··· Data to use ···

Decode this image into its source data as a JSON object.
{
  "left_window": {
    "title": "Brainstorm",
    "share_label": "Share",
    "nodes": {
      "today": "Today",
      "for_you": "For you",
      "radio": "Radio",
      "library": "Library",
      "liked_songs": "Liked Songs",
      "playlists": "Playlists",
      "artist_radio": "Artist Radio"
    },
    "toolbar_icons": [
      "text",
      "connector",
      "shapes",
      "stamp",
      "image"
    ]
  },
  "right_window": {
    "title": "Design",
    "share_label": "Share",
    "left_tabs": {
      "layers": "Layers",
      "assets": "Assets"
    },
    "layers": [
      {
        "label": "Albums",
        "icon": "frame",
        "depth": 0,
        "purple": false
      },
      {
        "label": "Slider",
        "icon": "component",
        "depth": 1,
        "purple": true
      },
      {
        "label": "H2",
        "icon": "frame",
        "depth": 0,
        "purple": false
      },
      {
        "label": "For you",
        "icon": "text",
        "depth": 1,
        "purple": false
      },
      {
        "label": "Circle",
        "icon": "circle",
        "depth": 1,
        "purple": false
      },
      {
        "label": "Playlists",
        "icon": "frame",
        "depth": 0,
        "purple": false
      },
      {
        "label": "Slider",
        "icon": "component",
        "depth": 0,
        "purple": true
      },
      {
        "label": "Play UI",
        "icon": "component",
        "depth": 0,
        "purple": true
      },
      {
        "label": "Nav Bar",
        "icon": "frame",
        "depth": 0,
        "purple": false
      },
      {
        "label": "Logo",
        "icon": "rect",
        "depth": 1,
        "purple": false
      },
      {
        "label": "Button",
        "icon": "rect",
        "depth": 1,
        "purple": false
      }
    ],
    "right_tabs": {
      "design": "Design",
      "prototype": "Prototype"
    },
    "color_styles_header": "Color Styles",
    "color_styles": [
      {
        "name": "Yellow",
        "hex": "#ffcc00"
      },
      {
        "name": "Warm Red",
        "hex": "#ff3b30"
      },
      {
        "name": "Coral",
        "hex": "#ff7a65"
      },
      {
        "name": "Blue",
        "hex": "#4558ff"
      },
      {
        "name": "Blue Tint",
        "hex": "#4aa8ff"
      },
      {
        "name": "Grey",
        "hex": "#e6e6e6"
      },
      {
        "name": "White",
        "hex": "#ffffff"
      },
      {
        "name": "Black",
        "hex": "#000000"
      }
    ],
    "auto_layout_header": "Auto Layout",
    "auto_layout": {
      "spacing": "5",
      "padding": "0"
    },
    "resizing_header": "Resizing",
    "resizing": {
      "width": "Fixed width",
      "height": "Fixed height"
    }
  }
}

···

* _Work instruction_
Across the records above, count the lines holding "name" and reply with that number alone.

* _Result_
8